babe-like men; men of unassuming docility, men who, conscious that they
know nothing, and have no right to sit in judgment on the things that
belong to their peace, determine simply to "hear what God the Lord will
speak." Such are well called "babes." (See Heb
5:13; 1Co 13:11; 14:20,
26. Even so, Father; for so it seemed
good—the emphatic and chosen term for expressing any object
of divine complacency; whether Christ Himself (see on Mt 3:17), or God's gracious eternal arrangements (see on
in thy sight—This is just a sublime
echo of the foregoing words; as if Jesus, when He uttered them, had
paused to reflect on it, and as if the glory of it—not so much in
the light of its own reasonableness as of God's absolute will that so
it should be—had filled His soul.
27. All things are delivered unto me of my
Father—He does not say, They are revealed—as to
one who knew them not, and was an entire stranger to them save as they
were discovered to Him—but, They are "delivered over," or
"committed," to Me of My Father; meaning the whole administration of
the kingdom of grace.
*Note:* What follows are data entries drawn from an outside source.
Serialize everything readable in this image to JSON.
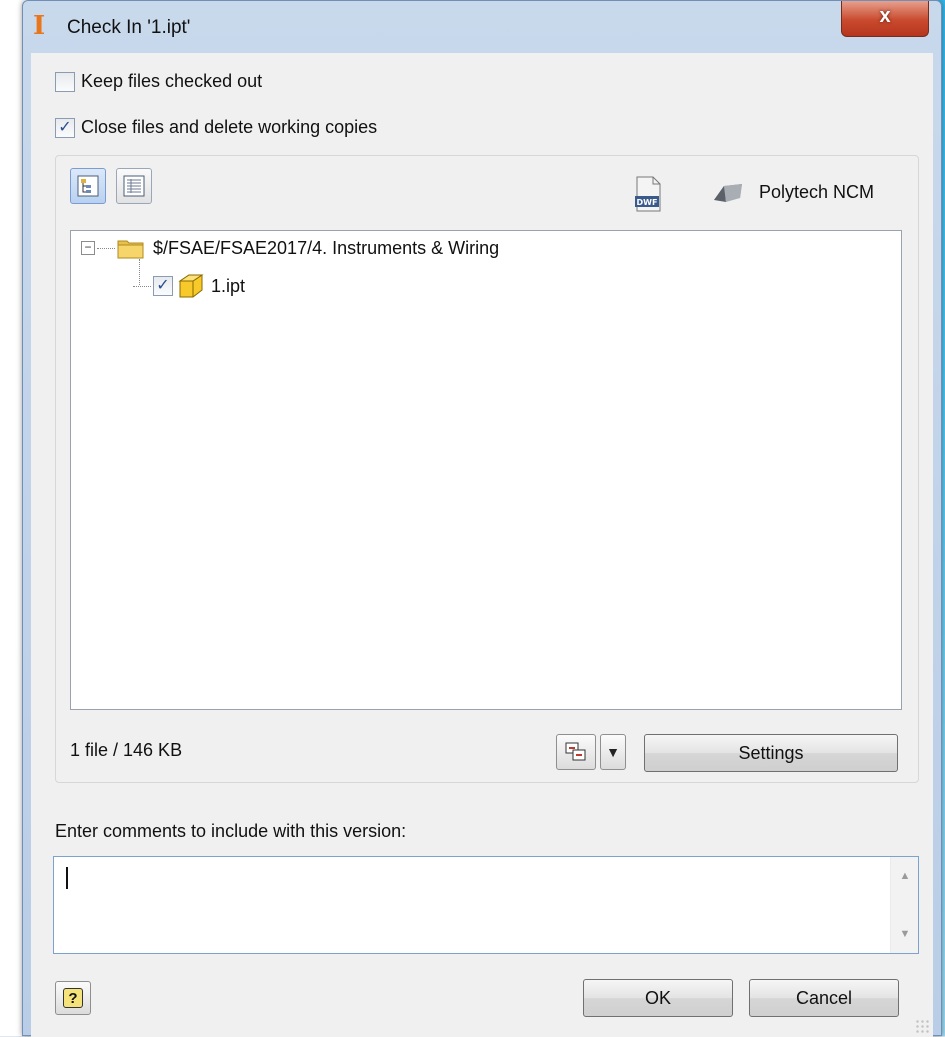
{
  "window": {
    "title": "Check In '1.ipt'",
    "close_label": "x"
  },
  "options": {
    "keep_checked_out": {
      "label": "Keep files checked out",
      "checked": false
    },
    "close_and_delete": {
      "label": "Close files and delete working copies",
      "checked": true
    }
  },
  "toolbar": {
    "tree_view_icon": "tree-view-icon",
    "list_view_icon": "list-view-icon",
    "dwf_icon": "dwf-icon",
    "vault_icon": "vault-server-icon",
    "vault_name": "Polytech NCM"
  },
  "tree": {
    "folder": {
      "path": "$/FSAE/FSAE2017/4. Instruments & Wiring",
      "expanded": true
    },
    "files": [
      {
        "name": "1.ipt",
        "checked": true
      }
    ]
  },
  "summary": "1 file / 146 KB",
  "settings_label": "Settings",
  "comment": {
    "label": "Enter comments to include with this version:",
    "value": ""
  },
  "buttons": {
    "ok": "OK",
    "cancel": "Cancel",
    "help": "?"
  },
  "colors": {
    "title_bar": "#c9d9ec",
    "close_button": "#c94a2e",
    "accent": "#2a4d8f"
  }
}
So in Joh 3:35,
"The Father loveth the Son, and hath given all things into His hand"
(see on Joh 3:35). But though the "all things"
in both these passages refer properly to the kingdom of grace, they of
course include all things necessary to the full execution of that
trust—that is, unlimited power. (So Mt
28:18; Joh 17:2; Eph 1:22).
and no man knoweth the Son, but the Father;
neither knoweth any man the Father, save the Son, and he to whomsoever
the Son will—willeth
to reveal him—What a saying is this,
that "the Father and the Son are mutually and exclusively known to each
other!" A higher claim to equality with the Father cannot be conceived.
Either, then, we have here one of the revolting assumptions ever
uttered, or the proper divinity of Christ should to Christians be
beyond dispute. "But, alas for me!" may some burdened soul, sighing for
relief, here exclaim. If it be thus with us, what can any poor creature
do but lie down in passive despair, unless he could dare to hope that
he may be one of the favored class "to whom the Son is willing
to reveal the Father." But nay. This testimony to the sovereignty of
that gracious "will," on which alone men's salvation depends, is
designed but to reveal the source and enhance the glory of it when once
imparted—not to paralyze or shut the soul up in despair. Hear,
accordingly, what follows:
28. Come unto me, all ye that labour and are heavy
laden, and I will give you rest—Incomparable, ravishing
sounds these—if ever such were heard in this weary, groaning
world! What gentleness, what sweetness is there in the very style of
the invitation—"Hither to Me"; and in the words, "All ye that
toil and are burdened," the universal wretchedness of man is depicted,
on both its sides—the active and the passive forms
29. Take my yoke upon you—the yoke of
subjection to Jesus.
and learn of me; for I am meek and lowly in
heart: and ye shall find rest unto your souls—As Christ's
willingness to empty Himself to the uttermost of His Father's
requirements was the spring of ineffable repose to His own Spirit, so
in the same track does He invite all to follow Him, with the assurance
of the same experience.
30. For my yoke is easy, and my burden is
light—Matchless paradox, even among the paradoxically couched
maxims in which our Lord delights! That rest which the soul experiences
when once safe under Christ's wing makes all yokes easy, all burdens